Atmospheric Science

The atmosphere is the key to life on Earth. This thin layer is what protects us from the hostile environment of space. Here you can learn all about the atmospheric sciences.

Learn More / Page 2

Auroras are stunning natural light shows that are visible only in certain parts of the world at certain times of the year. Where can you go to see one?

By Craig Freudenrich, Ph.D.

Barometers are used to predict the weather. What exactly does it mean when the weatherman says the barometer is rising or falling?

Rock salt is the go-to for melting ice on the roadways. But why?

By HowStuffWorks.com Contributors

Advertisement

A perfect climate means different things to different people. These 10 countries span the globe and offer a wide range of climates to satisfy any taste -- hot, cold or in-between.

By Jennifer Horton

Ever hear that saying that a cow lies down when rain is coming? This superstition may not be as udderly ridiculous as you think.

By Nicholas Gerbis

A rainbow's ability to bring joy to just about anyone is probably why they're painted on kids' cheeks at fairs. But, what do rainbows mean? In this article, we'll look at rainbow symbolism from around the world.

By Melanie Radzicki McManus

You've probably heard that no two snowflakes are alike, but how can that be true? Find out how molecules of water vapor come together to form these winter wonders.

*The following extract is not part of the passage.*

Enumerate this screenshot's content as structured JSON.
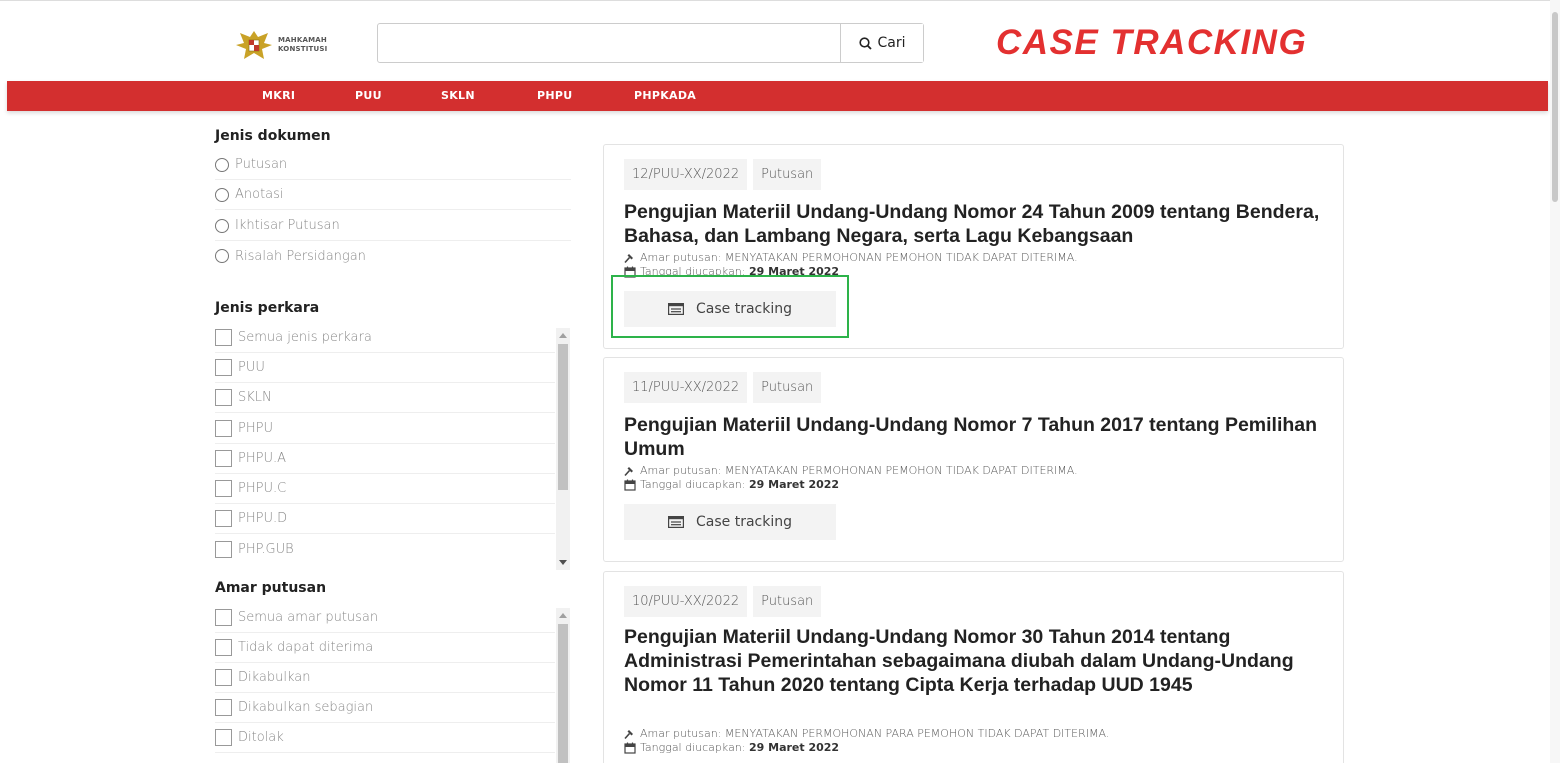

By Nathan Chandler

Advertisement

It might seem that the constant rushing of water over a falls would keep it from freezing, but that isn't always the case. Check out the science behind the phenomenon of the frozen waterfall.

By Mark Mancini

Dusk is a beautiful time of day. So is twilight. But when does one turn into the other? And did you know there were three versions of each?

By Valerie Stimac

In 2014, scientists observed a space hurricane for the first time; they reported their findings this year. But what's a space hurricane — and do we on Earth have to worry about with them?

By Valerie Stimac

If the legend is true, at the end of every rainbow is a pot of gold. Does that mean if triple rainbows exist, you'll find three pots of gold?

By Kate Kershner

Advertisement

One of the best things about autumn is watching the leaves change color to fiery hues of red, gold and orange. Some say a rainy summer leads to an extra-vivid leaf show. Is that true?

By Kate Kershner

A double rainbow, man! Just the sight of one can send us babbling into happiness. And why not? Rainbows are beautiful. And two rainbows at the same time? Even better. But just how rare are these colorful arcs?

By Kate Kershner

We humans have figured out a lot of strange ways to measure the weather. A cricket's chirps can tell us the temperature. The open scales on a pinecone signal a dry spell. But can a ring around the moon really predict rainy days ahead?

By Kate Kershner

It sure would be handy to know what the weather is going to be like for the next year. Unfortunately, there's just one problem: Weather is notoriously difficult to predict. So is the Farmers' Almanac accurate, or is it just blowing hot air?

By Kate Kershner

Advertisement

If humid air is just air plus water, then it has to be heavier than dry air, right? Sure, if it was only a matter of simple addition, but molecular physics is a lot like a bouncer at a club: Nothing gets in unless something else goes out.

By Kate Kershner

Your grandfather may swear that he can feel the onset of a harsh winter in his bones — and your family may swear it's true — but a lot of us would prefer a more scientific method for predicting what the winter may have in store for us.

By Kate Kershner

Did bunnies just attack that sailboat, or was it a narwhal playing with a school of fish? Are you going crazy, or are you just watching the clouds?

By Jessika Toothman

You might think of weather as something that happens around your life. It could prevent you from taking a bike ride or inspire you grab an umbrella on your way out. But there's more to weather than its ability to thwart the best-laid plans.

By Robert Lamb

Advertisement

Not to be confused with sleet, graupel is actually an interesting mix of snow and ice. But it's not hail. Graupel, get to know it.

By Laurie L. Dove

California has experienced unprecedented rain lately, but the state is still in a drought. So why can't the rain falling now be saved for later?

By Andrew Fisher

Bluebirds symbolize optimism, happiness and hope for the future. For skiers, a "bluebird day" bodes well for a great day on the slopes, but hunters and anglers may as well stay home.

By Thomas Harlander

A geomagnetic storm could cause a spectacular aurora borealis Aug. 18 and 19 over parts of the continental United States, as far south as Illinois.

By Sarah Gleim

Advertisement

The four seasons experienced by Earth's midlatitude regions are being gradually altered by global warming — but a climate expert says they won't completely go away.

By Patrick J. Kiger & Desiree Bowie

While most of the rest of the world has switched to Celsius, the U.S. continues to use the Fahrenheit temperature scale, apparently out of simple inertia.

By Patrick J. Kiger